Segment Start: DATA IN THIS EXERCISE

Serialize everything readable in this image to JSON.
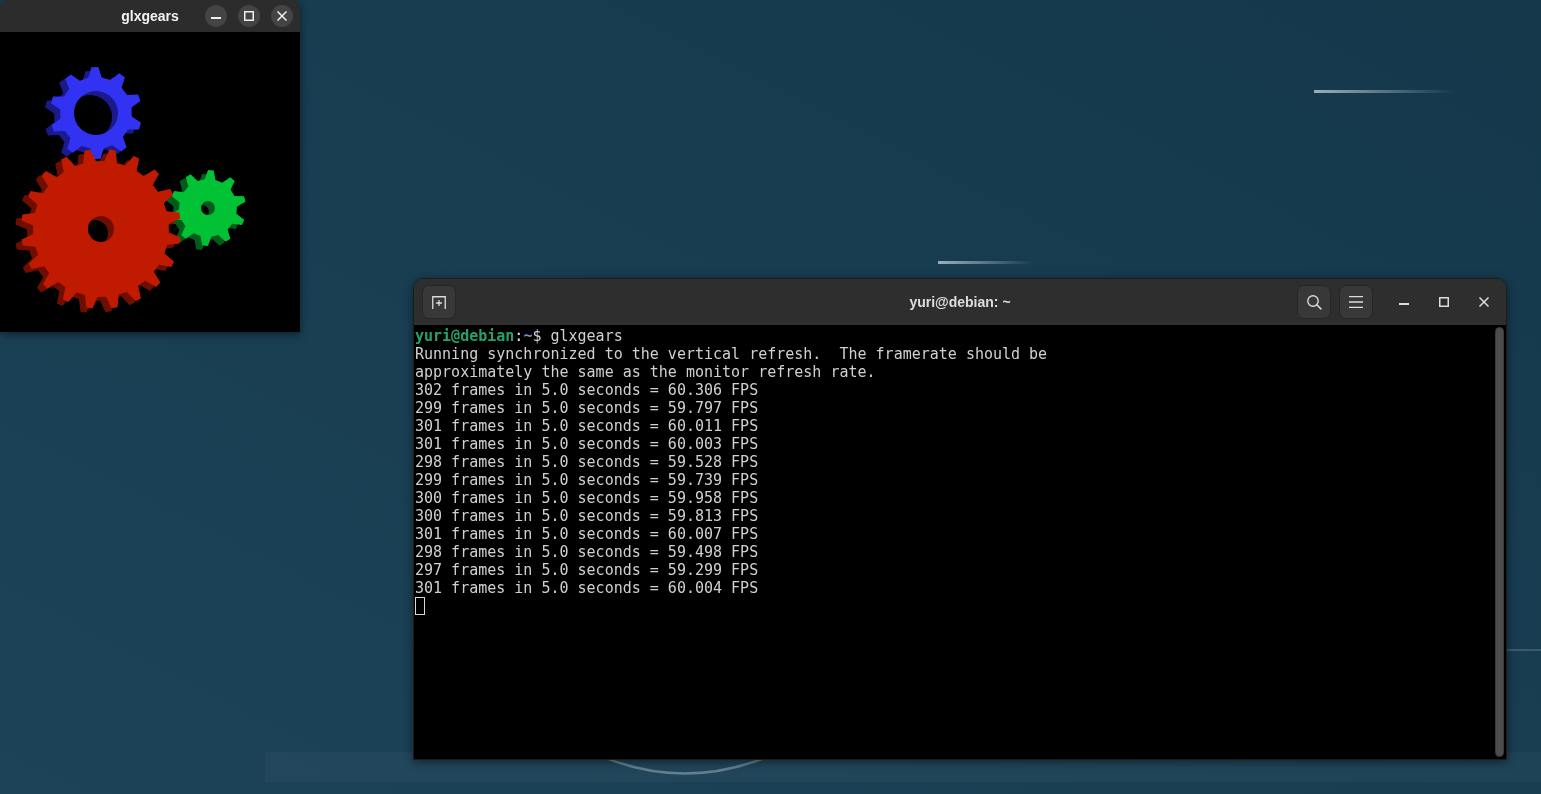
{
  "gears_window": {
    "title": "glxgears"
  },
  "terminal": {
    "title": "yuri@debian: ~",
    "prompt": {
      "user_host": "yuri@debian",
      "separator": ":",
      "path": "~",
      "symbol": "$",
      "command": "glxgears"
    },
    "output": [
      "Running synchronized to the vertical refresh.  The framerate should be",
      "approximately the same as the monitor refresh rate.",
      "302 frames in 5.0 seconds = 60.306 FPS",
      "299 frames in 5.0 seconds = 59.797 FPS",
      "301 frames in 5.0 seconds = 60.011 FPS",
      "301 frames in 5.0 seconds = 60.003 FPS",
      "298 frames in 5.0 seconds = 59.528 FPS",
      "299 frames in 5.0 seconds = 59.739 FPS",
      "300 frames in 5.0 seconds = 59.958 FPS",
      "300 frames in 5.0 seconds = 59.813 FPS",
      "301 frames in 5.0 seconds = 60.007 FPS",
      "298 frames in 5.0 seconds = 59.498 FPS",
      "297 frames in 5.0 seconds = 59.299 FPS",
      "301 frames in 5.0 seconds = 60.004 FPS"
    ]
  }
}
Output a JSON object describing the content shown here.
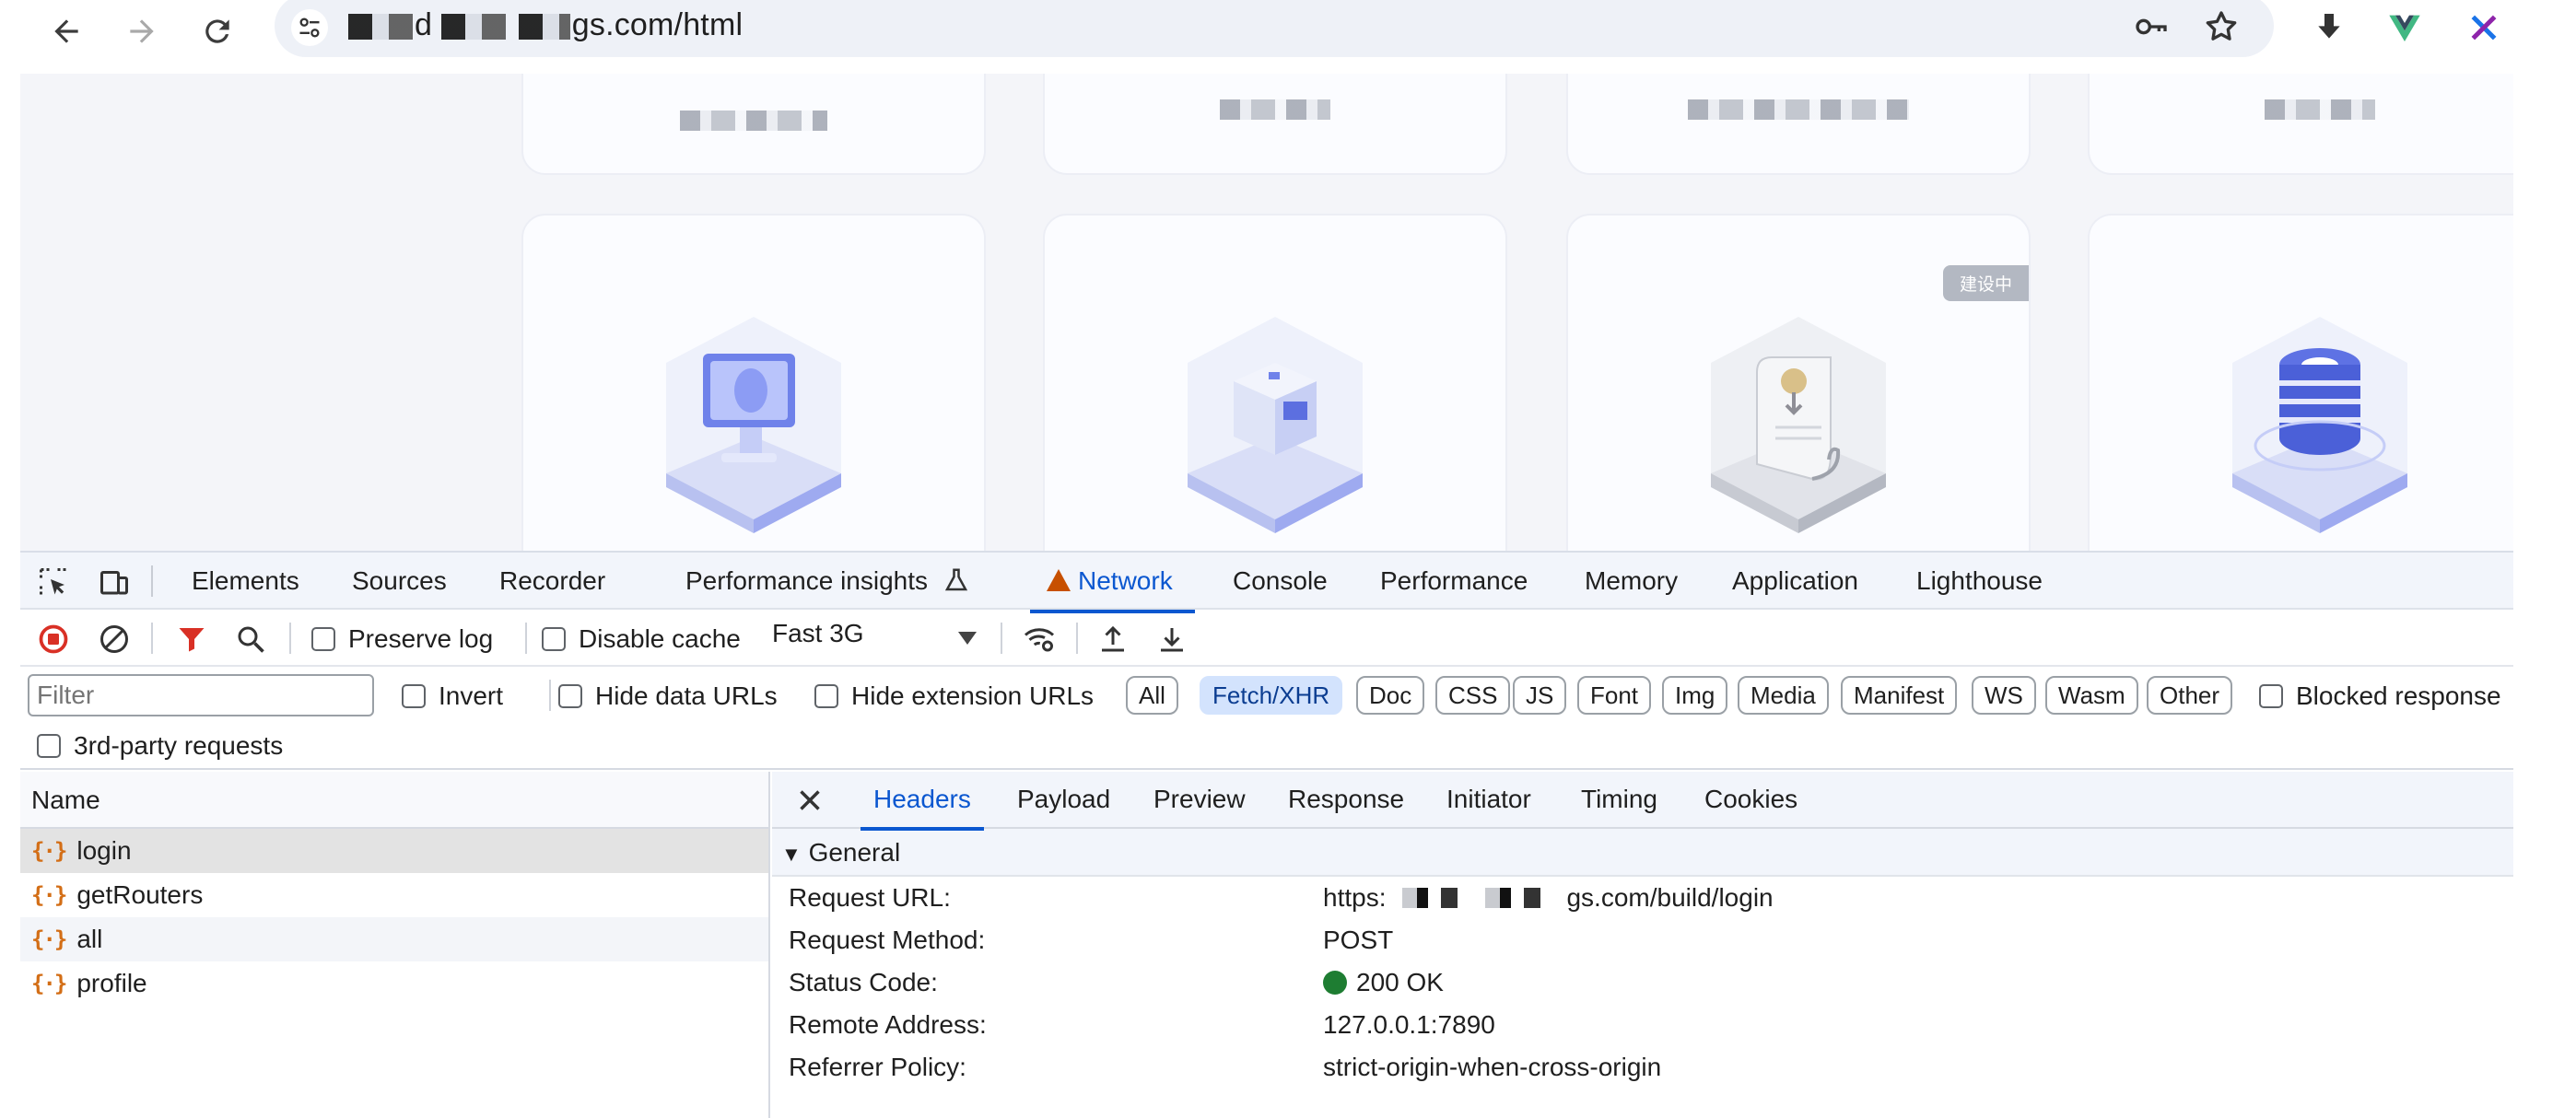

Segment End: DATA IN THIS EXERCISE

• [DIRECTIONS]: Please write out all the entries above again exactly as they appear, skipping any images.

• [THE ANSWER]:
Serialize everything readable in this image to JSON.
{
  "gears_window": {
    "title": "glxgears"
  },
  "terminal": {
    "title": "yuri@debian: ~",
    "prompt": {
      "user_host": "yuri@debian",
      "separator": ":",
      "path": "~",
      "symbol": "$",
      "command": "glxgears"
    },
    "output": [
      "Running synchronized to the vertical refresh.  The framerate should be",
      "approximately the same as the monitor refresh rate.",
      "302 frames in 5.0 seconds = 60.306 FPS",
      "299 frames in 5.0 seconds = 59.797 FPS",
      "301 frames in 5.0 seconds = 60.011 FPS",
      "301 frames in 5.0 seconds = 60.003 FPS",
      "298 frames in 5.0 seconds = 59.528 FPS",
      "299 frames in 5.0 seconds = 59.739 FPS",
      "300 frames in 5.0 seconds = 59.958 FPS",
      "300 frames in 5.0 seconds = 59.813 FPS",
      "301 frames in 5.0 seconds = 60.007 FPS",
      "298 frames in 5.0 seconds = 59.498 FPS",
      "297 frames in 5.0 seconds = 59.299 FPS",
      "301 frames in 5.0 seconds = 60.004 FPS"
    ]
  }
}
Output a JSON object describing the content shown here.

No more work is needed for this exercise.